It is also not healthy because it causes viewers to believe, perhaps rightfully, that they can become famous for essentially nothing, or, worse yet, seriously negative behavior!  Take the afore mentioned Bling Ring thieves.  Their names are now well known.  Neiers was the star of the E! reality show “Pretty Wild.” Was it because she had something to offer up to the world? Nope. Was she particularly talented? Not that I could tell (and I cannot believe I just admitted to having watched it). It was because she and her family were “characters.” I believe the only real claim to fame there was that Neier’s mother and friend had both posed for Playboy. Being on television undoubtedly fed into their negative behaviors and desire to be seen as “celebrities” in their own right. Once someone has that, it seems that it would be a very hard thing to give up.

Why New Kids on the Block Still Rock My World and Make Me Smile

new kids young

My name is Caitlin.  I am 32.  I still love New Kids on the Block.  The confessional part of this blog is now done.

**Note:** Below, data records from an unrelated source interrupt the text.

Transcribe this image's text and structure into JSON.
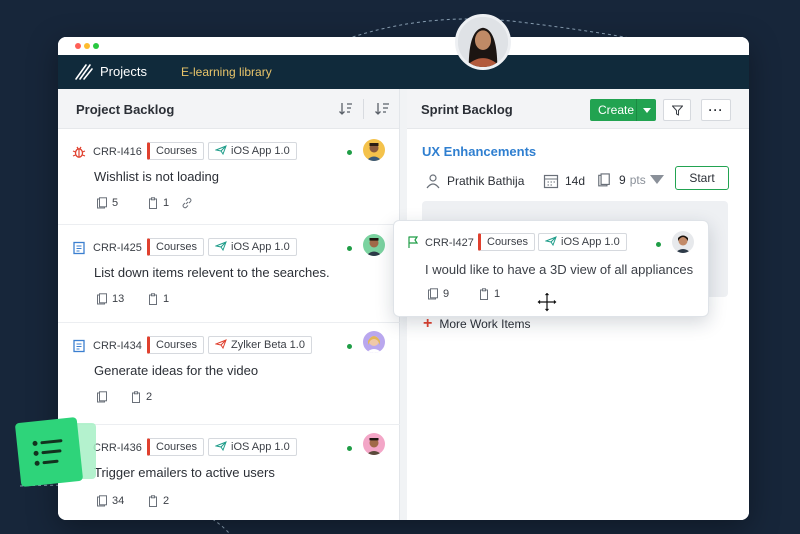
{
  "nav": {
    "title": "Projects",
    "library_link": "E-learning library"
  },
  "backlog": {
    "title": "Project Backlog",
    "items": [
      {
        "id": "CRR-I416",
        "type": "bug",
        "tag": "Courses",
        "release": "iOS App 1.0",
        "title": "Wishlist is not loading",
        "subtasks": "5",
        "attachments": "1",
        "has_link": true
      },
      {
        "id": "CRR-I425",
        "type": "story",
        "tag": "Courses",
        "release": "iOS App 1.0",
        "title": "List down items relevent to the searches.",
        "subtasks": "13",
        "attachments": "1"
      },
      {
        "id": "CRR-I434",
        "type": "story",
        "tag": "Courses",
        "release": "Zylker Beta 1.0",
        "title": "Generate ideas for the video",
        "subtasks": "",
        "attachments": "2"
      },
      {
        "id": "CRR-I436",
        "type": "task",
        "tag": "Courses",
        "release": "iOS App 1.0",
        "title": "Trigger emailers to active users",
        "subtasks": "34",
        "attachments": "2"
      }
    ]
  },
  "sprint": {
    "title": "Sprint Backlog",
    "create_label": "Create",
    "more_label": "···",
    "name": "UX Enhancements",
    "owner": "Prathik Bathija",
    "duration": "14d",
    "points": "9",
    "points_unit": "pts",
    "start_label": "Start",
    "more_items_label": "More Work Items"
  },
  "dragged": {
    "id": "CRR-I427",
    "tag": "Courses",
    "release": "iOS App 1.0",
    "title": "I would like to have a 3D view of all appliances",
    "subtasks": "9",
    "attachments": "1"
  },
  "colors": {
    "accent_green": "#22a351",
    "nav_bg": "#102a3b",
    "link_blue": "#2f7fd0",
    "course_red": "#e0402e",
    "library_gold": "#e8c46a"
  }
}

My love of New Kids on the Block goes back to elementary school.  They were the first band I ever truly fell in love with on my own.  I remember trying to decide if I was more of a Joey Joe or Jordan girl.  At some point, I guess I must have decided on Jordan, because I remember that he was the one whose doll I owned.  I gave that doll a haircut, by the way, because I never could back Jordan’s hair tail.  I remember falling asleep upon my official New Kids on the Block sheets in the 4th grade.  Oh, and one of the best Christmas presents I ever received were the Step by Step and Hangin’ Tough VHS tapes! 

jordan sheets<

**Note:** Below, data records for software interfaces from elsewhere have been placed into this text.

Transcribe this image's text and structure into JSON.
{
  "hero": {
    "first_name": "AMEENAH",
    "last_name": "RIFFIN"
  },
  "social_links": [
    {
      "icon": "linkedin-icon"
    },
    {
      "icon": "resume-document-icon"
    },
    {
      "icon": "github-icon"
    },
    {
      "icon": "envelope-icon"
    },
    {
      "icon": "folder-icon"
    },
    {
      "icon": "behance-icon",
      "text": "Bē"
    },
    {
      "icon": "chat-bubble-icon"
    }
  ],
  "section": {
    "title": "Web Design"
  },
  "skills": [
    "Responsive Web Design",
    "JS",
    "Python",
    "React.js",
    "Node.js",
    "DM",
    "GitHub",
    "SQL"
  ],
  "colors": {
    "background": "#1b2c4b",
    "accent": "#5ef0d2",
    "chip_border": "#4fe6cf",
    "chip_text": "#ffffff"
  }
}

In January of 1994, when I was 12 years old, my family bought our very first CD player, and I remember that the first CD I ever owned was New Kids on the Block’s Face the Music.  Admittedly, by this point, many of my peers had abandoned our beloved New Kids, which I thought was tragic. Nevertheless, I remained true to the Kids, and convinced by parents to allow me to attend my first concert ever:  It was the New Kids on the Block Face the Music tour at the Palace Theater in Los Angeles.   I. Was. In. Heaven.  I was surrounded by my people.  After the show, I drafted many a letter to Seventeen Magazine to try to convince them to stop making fun of my boys!  I argued that the crowd at the show PROVED they were still relevant.

Flash forward to 2010. The Kids were Men now, but they were back and rocking once more. Sadly, I had missed the previous tour for The Block for some reason that I cannot recall, and I’m sure I’d be ashamed of if I could. However, a friend of mine from High School won 10th row tickets to the NKOTBSB show at the Staples Center, and I begged to be her +1.  We had the most amazing time I think I have ever had at a concert before or since (sorry to all my musician friends….I’m just keeping it real here).  We danced as though we were back in the 5th grade again.  We shrieked and screamed our heads off during the show, and blasted the NKOTBSB CD in her car afterwards.  Ever since, we still recall that as one of the best nights either of us could ever remember having.

All this has gotten me wondering:  What is it about the music that still speaks to those of us who loved them decades ago?  Perhaps it reminds us of a time when we were younger, and things were simpler.  It could also be the infectious melodies and harmonies that we can’t help but sing along with—for me, it’s usually very loud, in my car, ignoring the looks I’m getting from others.  Also, I’m going to be honest:  they still make my heart melt.  I will say though, now that I’m older, I’m finding myself a Donnie girl, which is interesting.  I’m not sure what that says about me and a possible tendency towards bad boys.


At any rate, I shall be with that very same friend who rocked out with me 3 years ago when NKOTB comes to the Staples Center July 5 for the Package Tourth.  My only regret is that I’m a broke public school teacher, so the Meet and Greet packages were a bit out of my reach.  However, I am choosing to believe that the dream I had last night, where I met all the boys—er, men—will one day come true!